PROBLEM TO SOLVE: Exact reproduction of all the data is required, with pictures excluded.

(Dataset rows for apps and sites)

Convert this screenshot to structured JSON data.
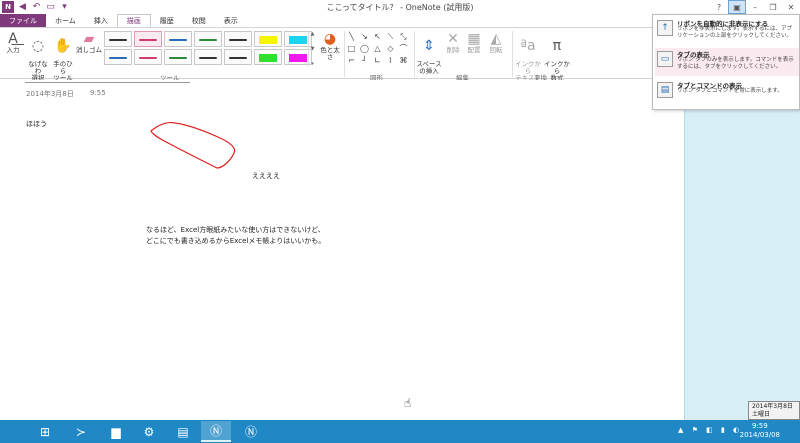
{
  "window": {
    "title": "ここってタイトル？ - OneNote (試用版)",
    "app_icon": "N",
    "min": "–",
    "restore": "❐",
    "close": "✕",
    "help": "?",
    "ribbon_display": "▣"
  },
  "tabs": [
    {
      "label": "ファイル",
      "file": true
    },
    {
      "label": "ホーム"
    },
    {
      "label": "挿入"
    },
    {
      "label": "描画",
      "selected": true
    },
    {
      "label": "履歴"
    },
    {
      "label": "校閲"
    },
    {
      "label": "表示"
    }
  ],
  "ribbon": {
    "type_text": "入力",
    "lasso": "なげなわ\n選択",
    "panning": "手のひら\nツール",
    "eraser": "消しゴム",
    "tools_label": "ツール",
    "color_thickness": "色と太さ",
    "shapes_label": "図形",
    "insert_space": "スペース\nの挿入",
    "delete": "削除",
    "arrange": "配置",
    "rotate": "回転",
    "edit_label": "編集",
    "ink_to_text": "インクから\nテキスト",
    "ink_to_math": "インクから\n数式",
    "convert_label": "変換"
  },
  "pens": [
    {
      "color": "#333333",
      "hl": false
    },
    {
      "color": "#d13c73",
      "hl": false,
      "selected": true
    },
    {
      "color": "#2b6cb8",
      "hl": false
    },
    {
      "color": "#2b8a3e",
      "hl": false
    },
    {
      "color": "#333333",
      "hl": false
    },
    {
      "color": "#f5f500",
      "hl": true
    },
    {
      "color": "#18d6f0",
      "hl": true
    },
    {
      "color": "#2b6cb8",
      "hl": false
    },
    {
      "color": "#d13c73",
      "hl": false
    },
    {
      "color": "#2b8a3e",
      "hl": false
    },
    {
      "color": "#333333",
      "hl": false
    },
    {
      "color": "#333333",
      "hl": false
    },
    {
      "color": "#2fe02f",
      "hl": true
    },
    {
      "color": "#f018f0",
      "hl": true
    }
  ],
  "shapes": [
    "╲",
    "↘",
    "↖",
    "⟍",
    "⤡",
    "□",
    "◯",
    "△",
    "◇",
    "⌒",
    "⌐",
    "┘",
    "∟",
    "⌇",
    "⌘"
  ],
  "page": {
    "date": "2014年3月8日",
    "time": "9:55",
    "text1": "ほほう",
    "text2": "ええええ",
    "text3_line1": "なるほど、Excel方眼紙みたいな使い方はできないけど、",
    "text3_line2": "どこにでも書き込めるからExcelメモ帳よりはいいかも。",
    "ink_color": "#e02020"
  },
  "ribbon_menu": [
    {
      "title": "リボンを自動的に非表示にする",
      "desc": "リボンを非表示にします。表示するには、アプリケーションの上部をクリックしてください。",
      "icon": "↑"
    },
    {
      "title": "タブの表示",
      "desc": "リボン タブのみを表示します。コマンドを表示するには、タブをクリックしてください。",
      "icon": "▭",
      "hover": true
    },
    {
      "title": "タブとコマンドの表示",
      "desc": "リボン タブとコマンドを常に表示します。",
      "icon": "▤"
    }
  ],
  "datetip": {
    "line1": "2014年3月8日",
    "line2": "土曜日"
  },
  "clock": {
    "time": "9:59",
    "date": "2014/03/08"
  },
  "tray_icons": "▲ ⚑ ◧ ▮ ◐"
}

RESPONSE FOR THIS EXERCISE:
Convert this screenshot to structured JSON data.
{
  "window": {
    "title": "ここってタイトル？ - OneNote (試用版)",
    "app_icon": "N",
    "min": "–",
    "restore": "❐",
    "close": "✕",
    "help": "?",
    "ribbon_display": "▣"
  },
  "tabs": [
    {
      "label": "ファイル",
      "file": true
    },
    {
      "label": "ホーム"
    },
    {
      "label": "挿入"
    },
    {
      "label": "描画",
      "selected": true
    },
    {
      "label": "履歴"
    },
    {
      "label": "校閲"
    },
    {
      "label": "表示"
    }
  ],
  "ribbon": {
    "type_text": "入力",
    "lasso": "なげなわ\n選択",
    "panning": "手のひら\nツール",
    "eraser": "消しゴム",
    "tools_label": "ツール",
    "color_thickness": "色と太さ",
    "shapes_label": "図形",
    "insert_space": "スペース\nの挿入",
    "delete": "削除",
    "arrange": "配置",
    "rotate": "回転",
    "edit_label": "編集",
    "ink_to_text": "インクから\nテキスト",
    "ink_to_math": "インクから\n数式",
    "convert_label": "変換"
  },
  "pens": [
    {
      "color": "#333333",
      "hl": false
    },
    {
      "color": "#d13c73",
      "hl": false,
      "selected": true
    },
    {
      "color": "#2b6cb8",
      "hl": false
    },
    {
      "color": "#2b8a3e",
      "hl": false
    },
    {
      "color": "#333333",
      "hl": false
    },
    {
      "color": "#f5f500",
      "hl": true
    },
    {
      "color": "#18d6f0",
      "hl": true
    },
    {
      "color": "#2b6cb8",
      "hl": false
    },
    {
      "color": "#d13c73",
      "hl": false
    },
    {
      "color": "#2b8a3e",
      "hl": false
    },
    {
      "color": "#333333",
      "hl": false
    },
    {
      "color": "#333333",
      "hl": false
    },
    {
      "color": "#2fe02f",
      "hl": true
    },
    {
      "color": "#f018f0",
      "hl": true
    }
  ],
  "shapes": [
    "╲",
    "↘",
    "↖",
    "⟍",
    "⤡",
    "□",
    "◯",
    "△",
    "◇",
    "⌒",
    "⌐",
    "┘",
    "∟",
    "⌇",
    "⌘"
  ],
  "page": {
    "date": "2014年3月8日",
    "time": "9:55",
    "text1": "ほほう",
    "text2": "ええええ",
    "text3_line1": "なるほど、Excel方眼紙みたいな使い方はできないけど、",
    "text3_line2": "どこにでも書き込めるからExcelメモ帳よりはいいかも。",
    "ink_color": "#e02020"
  },
  "ribbon_menu": [
    {
      "title": "リボンを自動的に非表示にする",
      "desc": "リボンを非表示にします。表示するには、アプリケーションの上部をクリックしてください。",
      "icon": "↑"
    },
    {
      "title": "タブの表示",
      "desc": "リボン タブのみを表示します。コマンドを表示するには、タブをクリックしてください。",
      "icon": "▭",
      "hover": true
    },
    {
      "title": "タブとコマンドの表示",
      "desc": "リボン タブとコマンドを常に表示します。",
      "icon": "▤"
    }
  ],
  "datetip": {
    "line1": "2014年3月8日",
    "line2": "土曜日"
  },
  "clock": {
    "time": "9:59",
    "date": "2014/03/08"
  },
  "tray_icons": "▲ ⚑ ◧ ▮ ◐"
}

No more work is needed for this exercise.